Having nearly missed the train from Swarthmore to 30th street station in early March, I had no idea that my spring break was due for an indefinite extension. I remember being in a bit of a rush on the Thursday I left campus. The thought of saying goodbye to friends that I’d see again in just over a week seemed silly. In the coming months I, along with thousands of other college students across the country, was thrust into an unexpected period of separation and isolation. I am so grateful for all of the technology that has allowed me to stay in touch with my friends. Over the past few months, I’ve learned a lot about keeping in touch in the time of COVID as a college student, so I thought I’d share some of the insights I’ve gained thus far with you.
- Try to find virtual ways to do the things you liked to do in person.
This first tip can be tricky. At the beginning of the stay-at-home orders, I yearned for normalcy. Zoom fatigue was beginning to set in from my virtual classes, and the last thing I wanted to do was try to attempt hanging out online. Once I accepted my new reality, my virtual horizons truly expanded. Back on campus, my friends and I used to really enjoy playing board games. In the past few months, we have found an online way to play nearly every game we used to enjoy. Coming together about once a week has been a really wonderful addition to my new routine. If you used to eat lunch with friends at a certain time, try eating together over zoom. You might not be eating the same meal depending on the time zone, but the togetherness can be really helpful.
2. Don’t put too much pressure on yourself.
Zoom fatigue is a very real thing and online interaction isn’t exactly the same as in-person. If you’re feeling overwhelmed, don’t force yourself to attend every virtual meeting. Chances are, there will be another one soon!

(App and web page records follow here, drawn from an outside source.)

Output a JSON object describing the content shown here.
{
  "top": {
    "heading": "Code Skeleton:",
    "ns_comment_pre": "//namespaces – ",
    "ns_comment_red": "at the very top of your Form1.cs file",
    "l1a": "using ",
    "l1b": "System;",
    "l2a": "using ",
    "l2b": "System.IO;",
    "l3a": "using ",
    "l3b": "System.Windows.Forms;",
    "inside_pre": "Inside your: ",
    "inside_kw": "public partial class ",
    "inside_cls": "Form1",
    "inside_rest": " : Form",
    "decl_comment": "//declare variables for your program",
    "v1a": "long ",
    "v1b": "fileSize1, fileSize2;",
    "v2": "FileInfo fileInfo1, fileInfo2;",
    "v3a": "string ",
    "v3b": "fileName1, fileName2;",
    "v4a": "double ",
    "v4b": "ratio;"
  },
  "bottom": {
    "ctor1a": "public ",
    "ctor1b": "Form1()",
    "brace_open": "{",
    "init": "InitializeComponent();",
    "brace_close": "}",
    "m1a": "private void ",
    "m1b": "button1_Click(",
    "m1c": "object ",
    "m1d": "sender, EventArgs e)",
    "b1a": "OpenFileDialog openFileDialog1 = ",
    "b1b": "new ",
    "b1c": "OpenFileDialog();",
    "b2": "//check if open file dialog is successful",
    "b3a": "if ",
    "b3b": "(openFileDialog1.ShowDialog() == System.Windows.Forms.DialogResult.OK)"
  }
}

3. Reminisce and plan (tentatively) for the future.
I feel so fortunate to have had nearly two years of on-campus college experience. When I’m feeling down, I love sharing memories from previous years with friends. My friends and I have also really enjoyed making plans for when we all reunite.
4. Don’t underestimate the value of one-on-one conversation.
Group Zoom gatherings are amazing, but I’ve also really enjoyed spending one-on-one virtual time with friends. If you’re not in the mood for a big meeting, try reaching out to one person to FaceTime or even just text.
These tips have been carrying me through virtual college, and I’m sure I’ll gain more insights as the semester goes on. How have you been adapting to our new, very virtual reality?